AFTER 12 years of a failing school system, Minister of Basic Education AngieMotshekga yesterday announced changes to the disliked outcomes-based education system.
The new Curriculum and Assessment Policy Statement will replace the existing method, where assessment requirements were mapped onto the achievement of outcomes and assessment standards.
Pupils now have the option to learn in their mother tongue for the first three years of schooling as part of the new curriculum, Motshekga said.
"The language chosen by the learner as a language of learning and teaching shall be taught as a subject, or as a first additional language from Grade 1," she told the media in Pretoria.
But Motshekga emphasised that English would not replace pupils' home languages in the early grades.
Motshekga said the new curriculum had been modified to improve pupils' performances.
"We are finalising all matters that needed to be reviewed and this (change of method) completely clears off what was introduced in 1998, reviewed in 2000 and 2005. We are admitting that OBE had major problems.
"The curriculum was working on major assumptions in terms of assessment policies, that teachers would be able to handle a very complicated system where learners will be promoted as cohorts and not achievers," she said.
Motshekga said the number of projects for pupils had been reduced and pupils' portfolio files done away with.
The Common Tasks for Assessment (CTAs) for Grade 9 pupils was discontinued in January, and all learning areas and programmes will from next year be known as "subjects".
The number of subjects in grades four to six have been reduced from eight to six. Technology will be combined with science; arts and culture will be combined with life orientation. Economic and management sciences will be taught from Grade 7.
"We will start phasing in the Curriculum and Assessment Policy Statements in the foundation phase in 2011. We will phase in other grades in 2012 so that we can make the necessary preparations," Motshekga said.

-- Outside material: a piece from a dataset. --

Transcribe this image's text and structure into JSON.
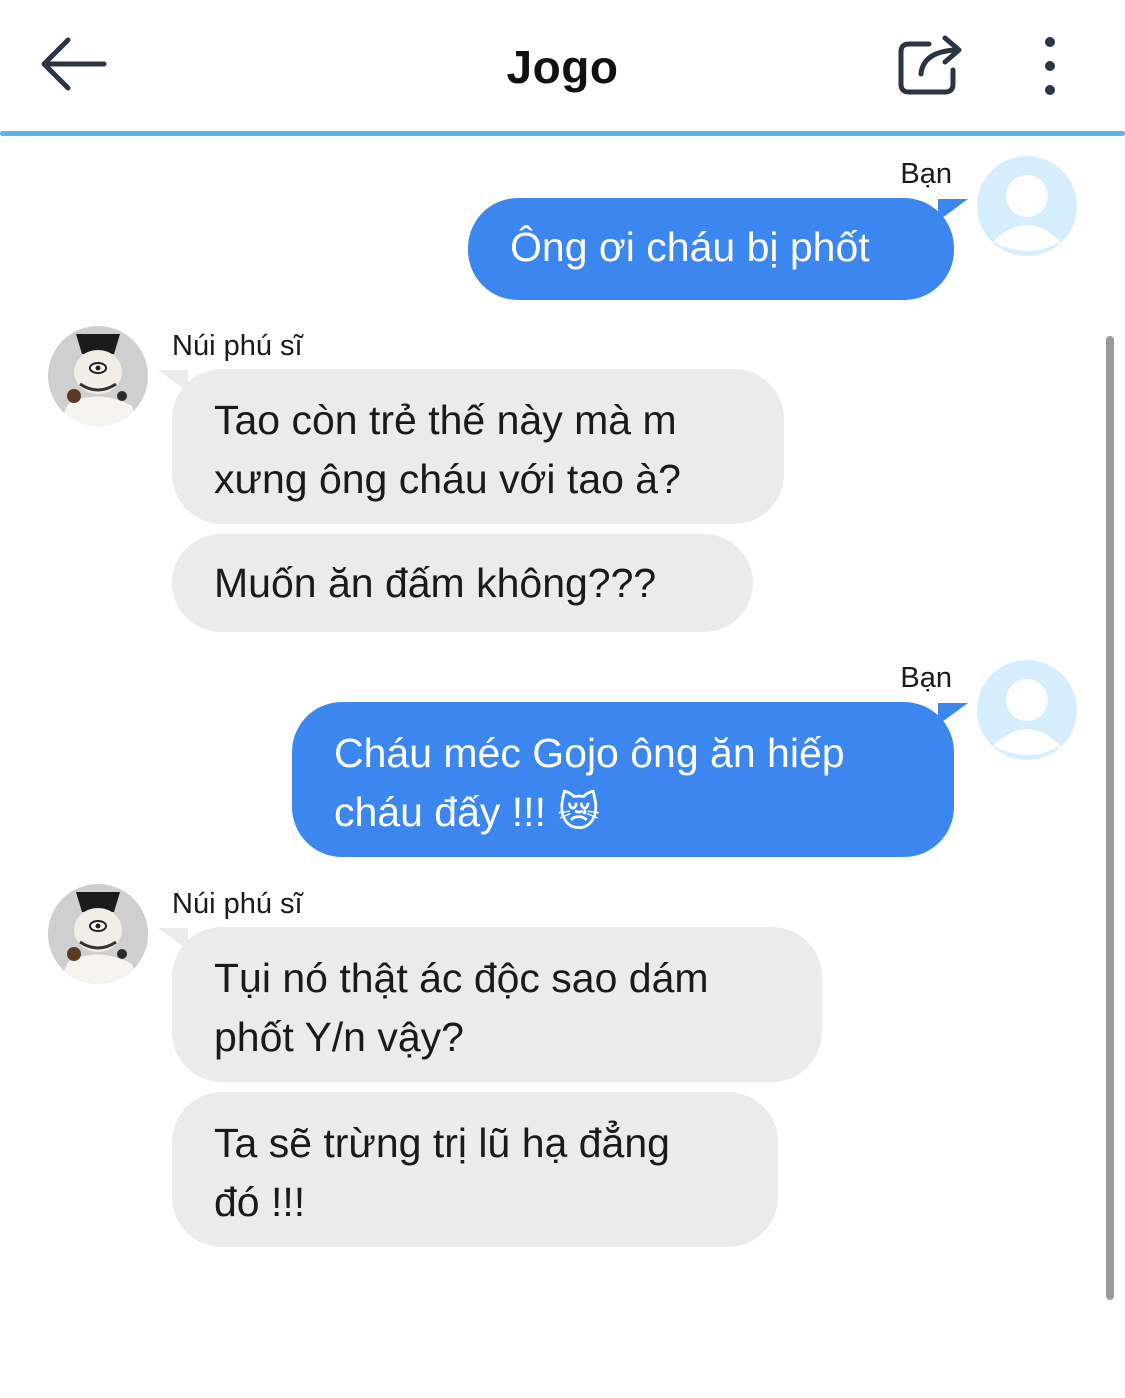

National Association of Parents in School Governance spokesperson Mahlomola Kekana said: "There can never be a successful change without the input of school governing bodies.
"We were never consulted on the changes."